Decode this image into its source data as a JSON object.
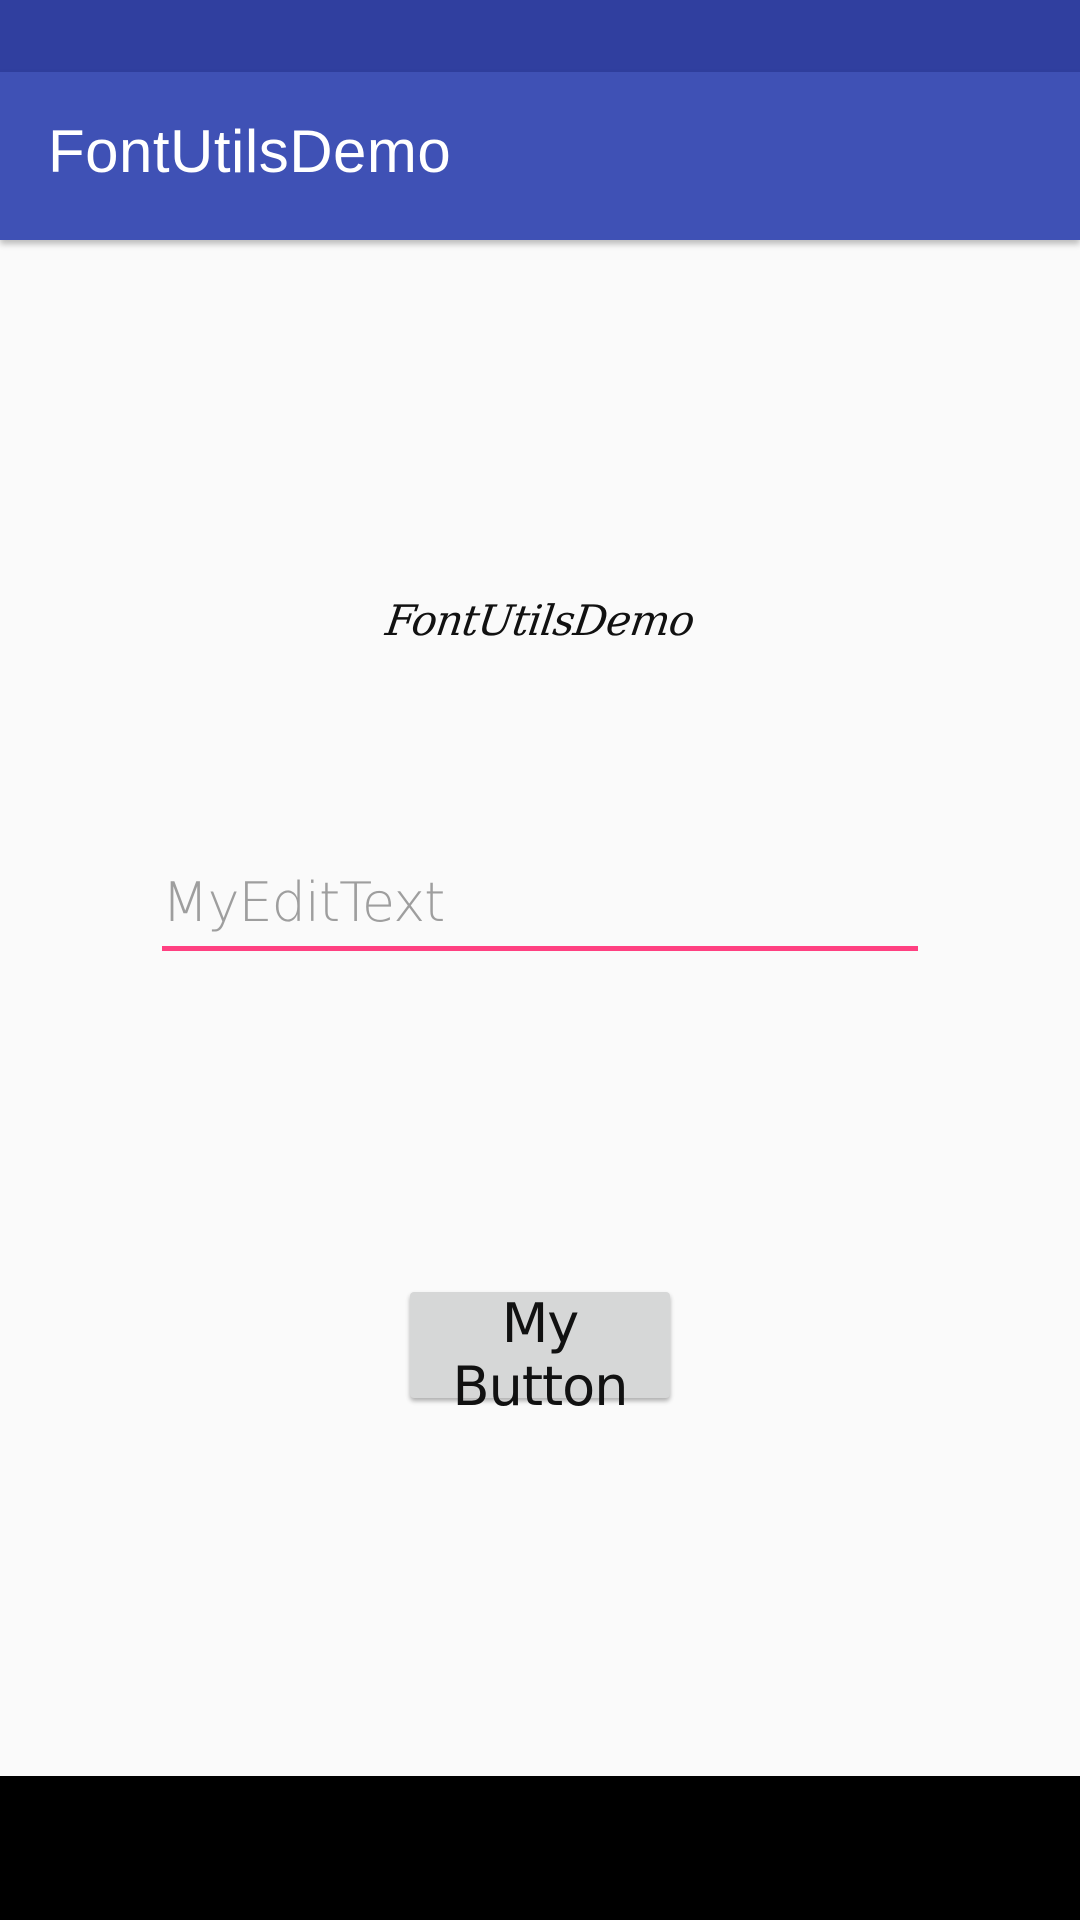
{
  "app_bar": {
    "title": "FontUtilsDemo"
  },
  "content": {
    "script_title": "FontUtilsDemo",
    "edit_text": {
      "value": "",
      "placeholder": "MyEditText"
    },
    "button_label": "My Button"
  },
  "colors": {
    "status_bar": "#303f9f",
    "app_bar": "#3f51b5",
    "accent": "#ff4081",
    "background": "#fafafa",
    "button": "#d6d7d7",
    "navigation_bar": "#000000"
  }
}
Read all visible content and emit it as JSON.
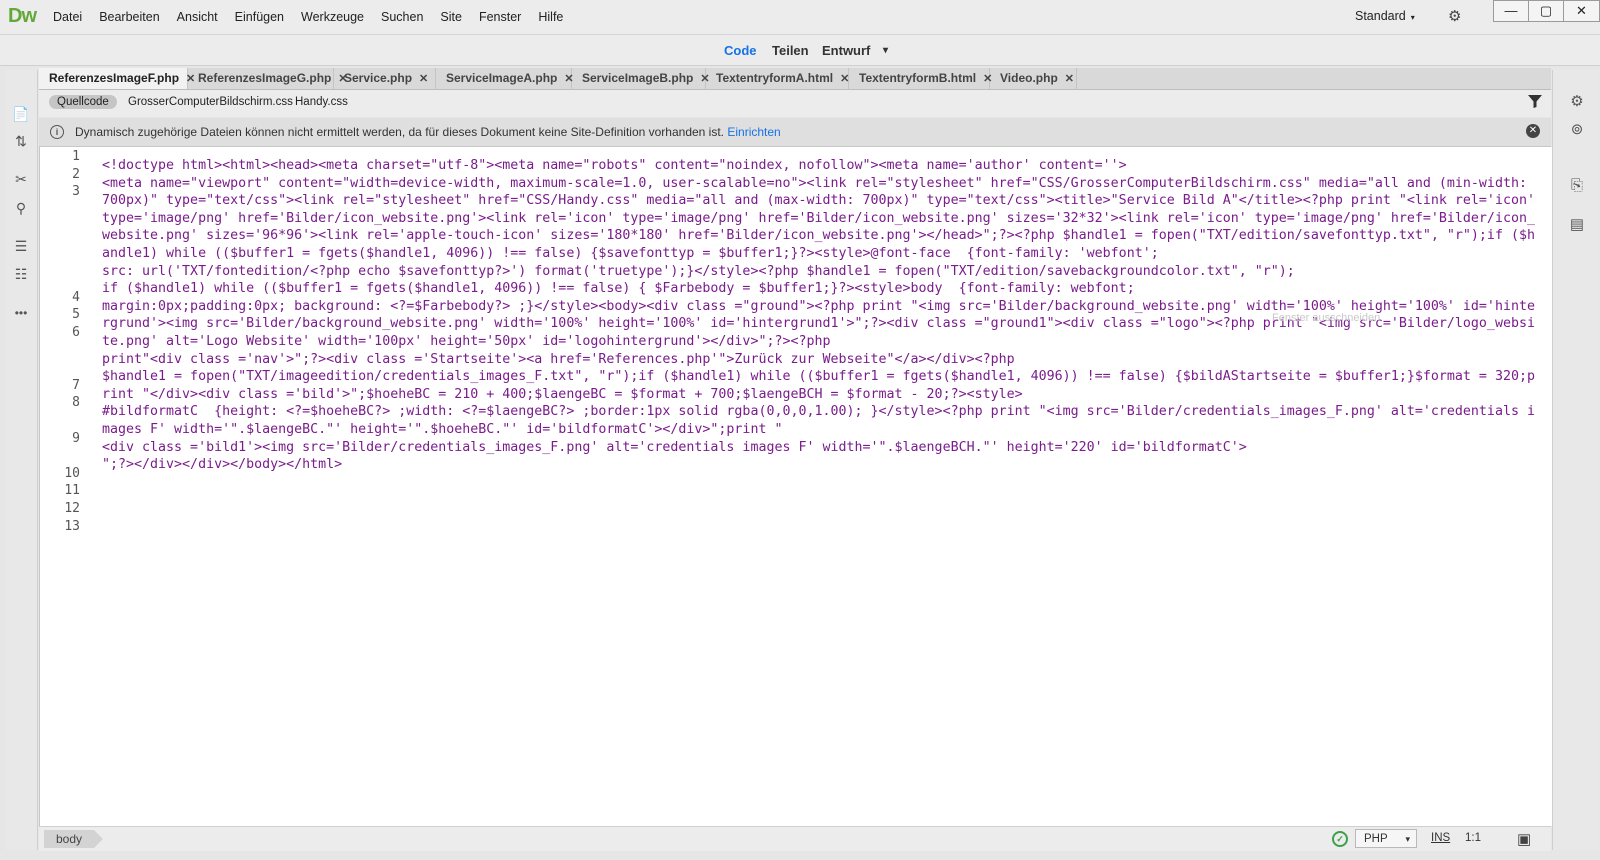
{
  "app": {
    "logo": "Dw"
  },
  "menu": [
    "Datei",
    "Bearbeiten",
    "Ansicht",
    "Einfügen",
    "Werkzeuge",
    "Suchen",
    "Site",
    "Fenster",
    "Hilfe"
  ],
  "titlebar": {
    "workspace": "Standard",
    "workspace_caret": "▾",
    "sync_icon": "⚙",
    "minimize": "—",
    "maximize": "▢",
    "close": "✕"
  },
  "view_switcher": {
    "code": "Code",
    "split": "Teilen",
    "design": "Entwurf",
    "caret": "▾"
  },
  "tabs": [
    {
      "label": "ReferenzesImageF.php",
      "active": true
    },
    {
      "label": "ReferenzesImageG.php"
    },
    {
      "label": "Service.php"
    },
    {
      "label": "ServiceImageA.php"
    },
    {
      "label": "ServiceImageB.php"
    },
    {
      "label": "TextentryformA.html"
    },
    {
      "label": "TextentryformB.html"
    },
    {
      "label": "Video.php"
    }
  ],
  "tab_close_glyph": "✕",
  "related_files": [
    "Quellcode",
    "GrosserComputerBildschirm.css",
    "Handy.css"
  ],
  "info": {
    "icon": "i",
    "text": "Dynamisch zugehörige Dateien können nicht ermittelt werden, da für dieses Dokument keine Site-Definition vorhanden ist.",
    "link": "Einrichten",
    "close": "✕"
  },
  "line_numbers": [
    "1",
    "2",
    "3",
    "4",
    "5",
    "6",
    "7",
    "8",
    "9",
    "10",
    "11",
    "12",
    "13"
  ],
  "code_text": "<!doctype html><html><head><meta charset=\"utf-8\"><meta name=\"robots\" content=\"noindex, nofollow\"><meta name='author' content=''>\n<meta name=\"viewport\" content=\"width=device-width, maximum-scale=1.0, user-scalable=no\"><link rel=\"stylesheet\" href=\"CSS/GrosserComputerBildschirm.css\" media=\"all and (min-width: 700px)\" type=\"text/css\"><link rel=\"stylesheet\" href=\"CSS/Handy.css\" media=\"all and (max-width: 700px)\" type=\"text/css\"><title>\"Service Bild A\"</title><?php print \"<link rel='icon' type='image/png' href='Bilder/icon_website.png'><link rel='icon' type='image/png' href='Bilder/icon_website.png' sizes='32*32'><link rel='icon' type='image/png' href='Bilder/icon_website.png' sizes='96*96'><link rel='apple-touch-icon' sizes='180*180' href='Bilder/icon_website.png'></head>\";?><?php $handle1 = fopen(\"TXT/edition/savefonttyp.txt\", \"r\");if ($handle1) while (($buffer1 = fgets($handle1, 4096)) !== false) {$savefonttyp = $buffer1;}?><style>@font-face  {font-family: 'webfont';\nsrc: url('TXT/fontedition/<?php echo $savefonttyp?>') format('truetype');}</style><?php $handle1 = fopen(\"TXT/edition/savebackgroundcolor.txt\", \"r\");\nif ($handle1) while (($buffer1 = fgets($handle1, 4096)) !== false) { $Farbebody = $buffer1;}?><style>body  {font-family: webfont;\nmargin:0px;padding:0px; background: <?=$Farbebody?> ;}</style><body><div class =\"ground\"><?php print \"<img src='Bilder/background_website.png' width='100%' height='100%' id='hintergrund'><img src='Bilder/background_website.png' width='100%' height='100%' id='hintergrund1'>\";?><div class =\"ground1\"><div class =\"logo\"><?php print \"<img src='Bilder/logo_website.png' alt='Logo Website' width='100px' height='50px' id='logohintergrund'></div>\";?><?php\nprint\"<div class ='nav'>\";?><div class ='Startseite'><a href='References.php'\">Zurück zur Webseite\"</a></div><?php\n$handle1 = fopen(\"TXT/imageedition/credentials_images_F.txt\", \"r\");if ($handle1) while (($buffer1 = fgets($handle1, 4096)) !== false) {$bildAStartseite = $buffer1;}$format = 320;print \"</div><div class ='bild'>\";$hoeheBC = 210 + 400;$laengeBC = $format + 700;$laengeBCH = $format - 20;?><style>\n#bildformatC  {height: <?=$hoeheBC?> ;width: <?=$laengeBC?> ;border:1px solid rgba(0,0,0,1.00); }</style><?php print \"<img src='Bilder/credentials_images_F.png' alt='credentials images F' width='\".$laengeBC.\"' height='\".$hoeheBC.\"' id='bildformatC'></div>\";print \"\n<div class ='bild1'><img src='Bilder/credentials_images_F.png' alt='credentials images F' width='\".$laengeBCH.\"' height='220' id='bildformatC'>\n\";?></div></div></body></html>",
  "ghost_tooltip": "Fenster ausschneiden",
  "status": {
    "breadcrumb": "body",
    "ok_icon": "✓",
    "language": "PHP",
    "language_caret": "▾",
    "insert_mode": "INS",
    "cursor": "1:1",
    "preview_icon": "▣"
  },
  "left_tools": [
    "📄",
    "⇅",
    "✂",
    "⚲",
    "☰",
    "☷",
    "•••"
  ],
  "right_tools": [
    "⚙",
    "⊚",
    "⎘",
    "▤"
  ]
}
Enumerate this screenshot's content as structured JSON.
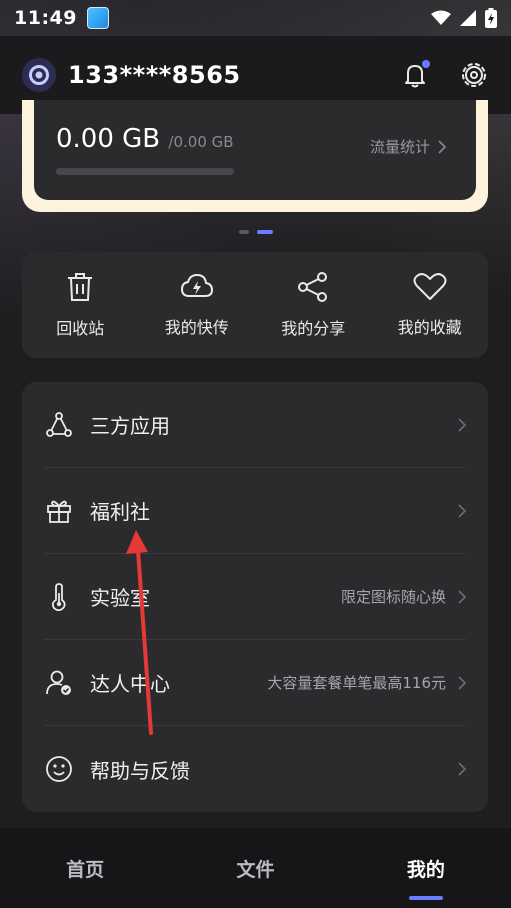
{
  "status_bar": {
    "time": "11:49"
  },
  "header": {
    "phone": "133****8565"
  },
  "storage": {
    "used": "0.00 GB",
    "total": "/0.00 GB",
    "traffic_link": "流量统计",
    "progress": 0
  },
  "quick_actions": [
    {
      "label": "回收站",
      "icon": "trash-icon"
    },
    {
      "label": "我的快传",
      "icon": "cloud-bolt-icon"
    },
    {
      "label": "我的分享",
      "icon": "share-icon"
    },
    {
      "label": "我的收藏",
      "icon": "heart-icon"
    }
  ],
  "menu": [
    {
      "label": "三方应用",
      "sub": "",
      "icon": "third-party-icon"
    },
    {
      "label": "福利社",
      "sub": "",
      "icon": "gift-icon"
    },
    {
      "label": "实验室",
      "sub": "限定图标随心换",
      "icon": "thermometer-icon"
    },
    {
      "label": "达人中心",
      "sub": "大容量套餐单笔最高116元",
      "icon": "user-badge-icon"
    },
    {
      "label": "帮助与反馈",
      "sub": "",
      "icon": "smiley-icon"
    }
  ],
  "tabs": [
    {
      "label": "首页",
      "active": false
    },
    {
      "label": "文件",
      "active": false
    },
    {
      "label": "我的",
      "active": true
    }
  ],
  "colors": {
    "accent": "#6b7cff",
    "background": "#1e1e20",
    "card": "#2b2b2e",
    "annotation": "#e53935"
  }
}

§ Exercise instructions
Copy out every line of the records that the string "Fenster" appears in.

§ Written solution
    "Fenster",
  "ghost_tooltip": "Fenster ausschneiden",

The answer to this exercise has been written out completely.